Roger Sperry conducted research on cats, monkeys, and people in the United States during the 1950s and 1960s to examine the functional differences between the two hemispheres of the brain. He did this by investigating the corpus callosum, a sizable network of nerve cells that transmits signals between the left and right sides of the brain.
Roger Sperry Was Looking For a Cure For Which Disease
As part of his research into how each hemisphere of the brain works, Sperry cut the corpus callosum in cats and monkeys. A split-brain, as he termed it, was created when communication between the two halves of the brain was severed. Animals with divided brains may store twice as much information in memory. In later years, Sperry tried his theory out on human subjects by cutting their corpus callosums as a therapy for epilepsy.

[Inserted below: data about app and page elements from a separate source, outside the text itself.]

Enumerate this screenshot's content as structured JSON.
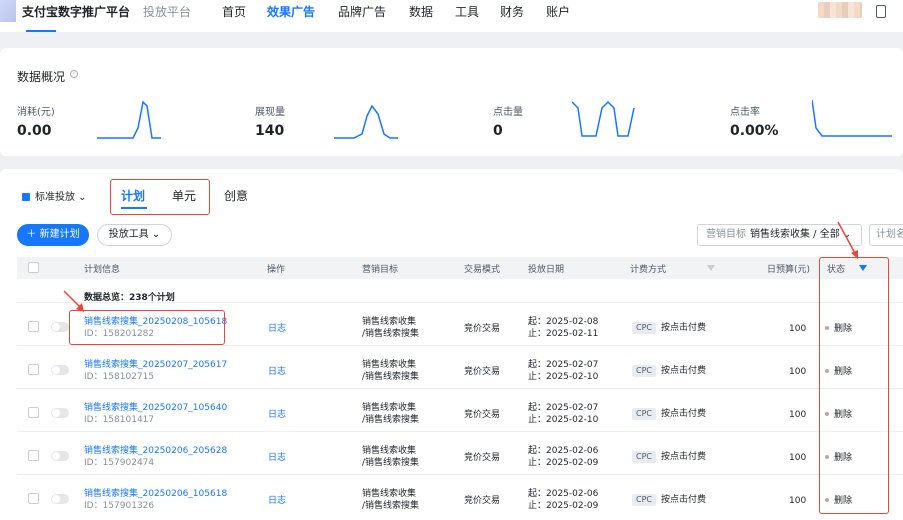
{
  "topnav": {
    "brand": "支付宝数字推广平台",
    "sub": "投放平台",
    "items": [
      "首页",
      "效果广告",
      "品牌广告",
      "数据",
      "工具",
      "财务",
      "账户"
    ],
    "active_index": 1
  },
  "overview": {
    "title": "数据概况",
    "metrics": [
      {
        "label": "消耗(元)",
        "value": "0.00"
      },
      {
        "label": "展现量",
        "value": "140"
      },
      {
        "label": "点击量",
        "value": "0"
      },
      {
        "label": "点击率",
        "value": "0.00%"
      }
    ],
    "accent": "#1677ff"
  },
  "toolbar": {
    "standard": "标准投放",
    "tabs": [
      "计划",
      "单元",
      "创意"
    ],
    "new_plan": "新建计划",
    "tools": "投放工具",
    "filter_label": "营销目标",
    "filter_value": "销售线索收集 / 全部",
    "filter2": "计划名"
  },
  "table": {
    "headers": [
      "计划信息",
      "操作",
      "营销目标",
      "交易模式",
      "投放日期",
      "计费方式",
      "日预算(元)",
      "状态"
    ],
    "summary": "数据总览：238个计划",
    "rows": [
      {
        "name": "销售线索搜集_20250208_105618",
        "id": "ID：158201282",
        "op": "日志",
        "goal1": "销售线索收集",
        "goal2": "/销售线索搜集",
        "mode": "竞价交易",
        "start": "起：2025-02-08",
        "end": "止：2025-02-11",
        "billing": "按点击付费",
        "budget": "100",
        "status": "删除"
      },
      {
        "name": "销售线索搜集_20250207_205617",
        "id": "ID：158102715",
        "op": "日志",
        "goal1": "销售线索收集",
        "goal2": "/销售线索搜集",
        "mode": "竞价交易",
        "start": "起：2025-02-07",
        "end": "止：2025-02-10",
        "billing": "按点击付费",
        "budget": "100",
        "status": "删除"
      },
      {
        "name": "销售线索搜集_20250207_105640",
        "id": "ID：158101417",
        "op": "日志",
        "goal1": "销售线索收集",
        "goal2": "/销售线索搜集",
        "mode": "竞价交易",
        "start": "起：2025-02-07",
        "end": "止：2025-02-10",
        "billing": "按点击付费",
        "budget": "100",
        "status": "删除"
      },
      {
        "name": "销售线索搜集_20250206_205628",
        "id": "ID：157902474",
        "op": "日志",
        "goal1": "销售线索收集",
        "goal2": "/销售线索搜集",
        "mode": "竞价交易",
        "start": "起：2025-02-06",
        "end": "止：2025-02-09",
        "billing": "按点击付费",
        "budget": "100",
        "status": "删除"
      },
      {
        "name": "销售线索搜集_20250206_105618",
        "id": "ID：157901326",
        "op": "日志",
        "goal1": "销售线索收集",
        "goal2": "/销售线索搜集",
        "mode": "竞价交易",
        "start": "起：2025-02-06",
        "end": "止：2025-02-09",
        "billing": "按点击付费",
        "budget": "100",
        "status": "删除"
      }
    ],
    "cpc_tag": "CPC"
  }
}
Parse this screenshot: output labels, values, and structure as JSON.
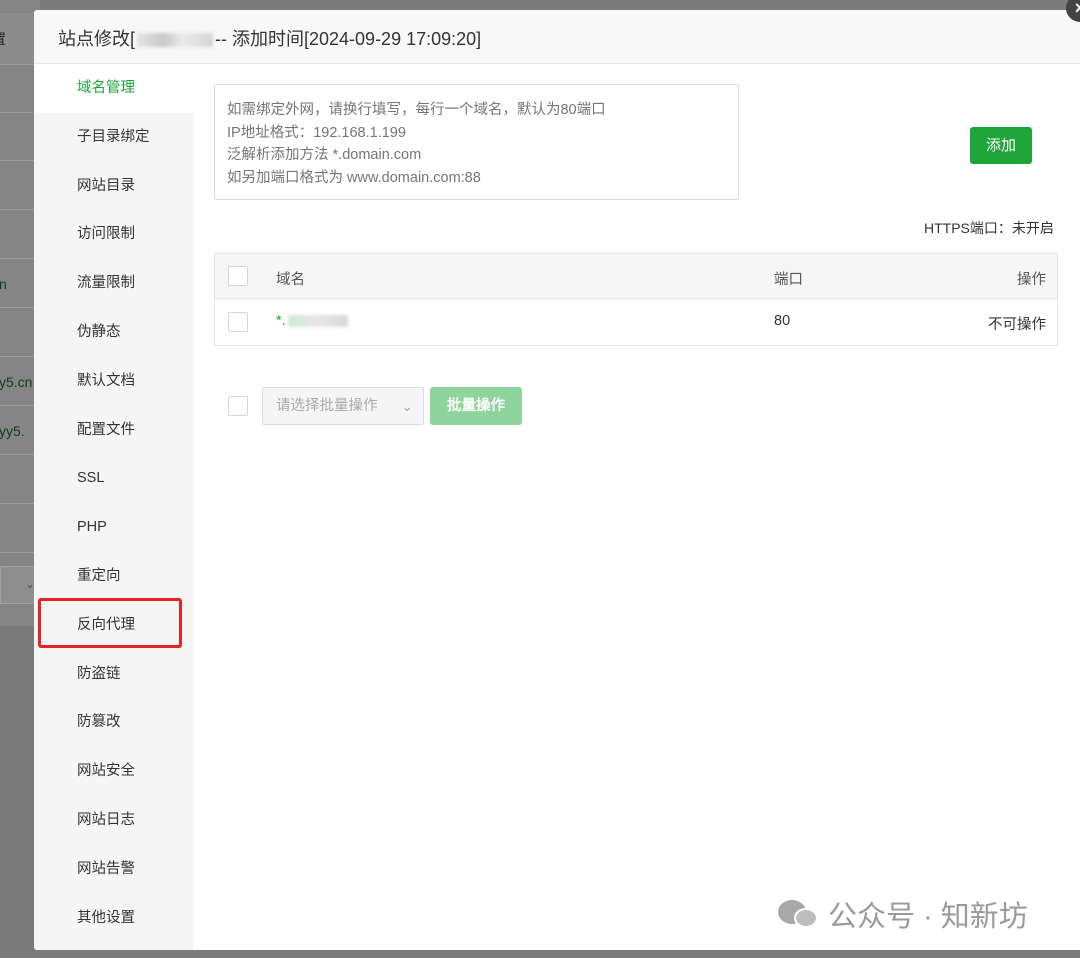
{
  "background": {
    "header_text": "置",
    "cells": [
      "",
      "",
      "n",
      "cn",
      "n",
      "yy5.cn",
      "zyy5.",
      "",
      ""
    ]
  },
  "dialog": {
    "title_prefix": "站点修改[",
    "title_suffix": "-- 添加时间[2024-09-29 17:09:20]",
    "close_label": "×"
  },
  "sidebar": {
    "items": [
      {
        "label": "域名管理",
        "active": true
      },
      {
        "label": "子目录绑定"
      },
      {
        "label": "网站目录"
      },
      {
        "label": "访问限制"
      },
      {
        "label": "流量限制"
      },
      {
        "label": "伪静态"
      },
      {
        "label": "默认文档"
      },
      {
        "label": "配置文件"
      },
      {
        "label": "SSL"
      },
      {
        "label": "PHP"
      },
      {
        "label": "重定向"
      },
      {
        "label": "反向代理",
        "highlighted": true
      },
      {
        "label": "防盗链"
      },
      {
        "label": "防篡改"
      },
      {
        "label": "网站安全"
      },
      {
        "label": "网站日志"
      },
      {
        "label": "网站告警"
      },
      {
        "label": "其他设置"
      }
    ]
  },
  "domain_form": {
    "placeholder": "如需绑定外网，请换行填写，每行一个域名，默认为80端口\nIP地址格式：192.168.1.199\n泛解析添加方法 *.domain.com\n如另加端口格式为 www.domain.com:88",
    "add_label": "添加",
    "https_label": "HTTPS端口：未开启"
  },
  "table": {
    "headers": {
      "domain": "域名",
      "port": "端口",
      "action": "操作"
    },
    "rows": [
      {
        "domain": "*.",
        "port": "80",
        "action": "不可操作"
      }
    ]
  },
  "batch": {
    "select_placeholder": "请选择批量操作",
    "button_label": "批量操作"
  },
  "watermark": {
    "text": "公众号 · 知新坊"
  },
  "colors": {
    "accent": "#20a53a",
    "highlight": "#e82121"
  }
}
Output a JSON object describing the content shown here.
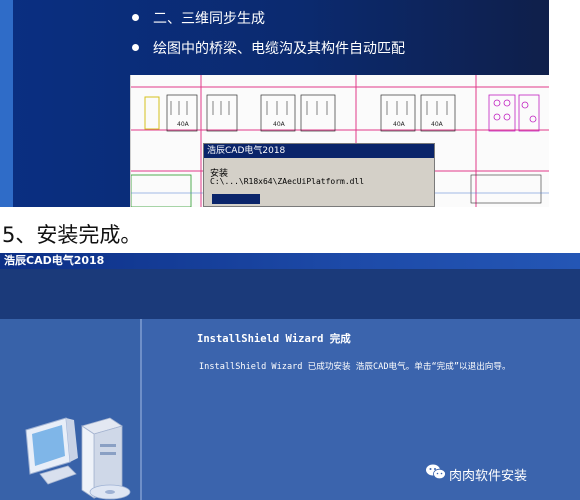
{
  "slide": {
    "bullets": [
      "二、三维同步生成",
      "绘图中的桥梁、电缆沟及其构件自动匹配"
    ],
    "cad_labels": [
      "40A",
      "40A",
      "40A",
      "40A"
    ],
    "mini_dialog": {
      "title": "浩辰CAD电气2018",
      "line1": "安装",
      "line2": "C:\\...\\R18x64\\ZAecUiPlatform.dll"
    }
  },
  "heading": "5、安装完成。",
  "installer": {
    "window_title": "浩辰CAD电气2018",
    "wizard_title": "InstallShield Wizard 完成",
    "wizard_message": "InstallShield Wizard 已成功安装 浩辰CAD电气。单击“完成”以退出向导。"
  },
  "watermark": {
    "text": "肉肉软件安装",
    "icon": "wechat-icon"
  },
  "colors": {
    "slide_bg": "#0b2a6f",
    "titlebar": "#0c2f86",
    "wizard_bg": "#3b63ac"
  }
}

He discovered that the left and right sides of people’s brains had distinct purposes. Only the left hemisphere could do language interpretation. By 1981, Sperry’s work on the’split brain’ had earned him a share of the Nobel Prize in Physiology or Medicine.
Roger Sperry Career
In 1941, Sperry was awarded a postdoctoral scholarship at Harvard University in Cambridge, Massachusetts, where he worked with Karl Spencer Lashley. It was during this time that he conducted the series of experiments that ultimately led to the formulation of the chemoaffinity theory.
In order to continue their research in a region unaffected by World War II, Sperry and his mentor Lashley relocated to Orange Park, Florida just a year later. Anurans, which include frogs, were the focus of Sperry’s research at the time. By changing the angle of the frogs’ eyes and cutting their optic nerves, he was able to conduct a series of experiments on their ability to see.
Sperry proposed the chemoaffinity hypothesis to explain how axons attach to their target cells; he thought that each type of cell had its own chemical flag that allowed the axon to recognise it.
Since the connections between the axon and the target cell are cell specific, Sperry demonstrated, the axon’s function and area of attachment could not shift after it was established during embryonic development. Even though Sperry didn’t know for sure what it was that let an axon locate its target cell, he speculated that it was some kind of basic chemical signal.
On December 8th, 1981, Roger W. Sperry delivered the Nobel Lecture at Karolinska Institutet in Stockholm. Professor David Ottoson, a member of the Nobel Committee in Physiology or Medicine, presented him with the award. Since Dr. Sperry was unable to make it due to health reasons, Professor David Ottoson read the lecture on his behalf.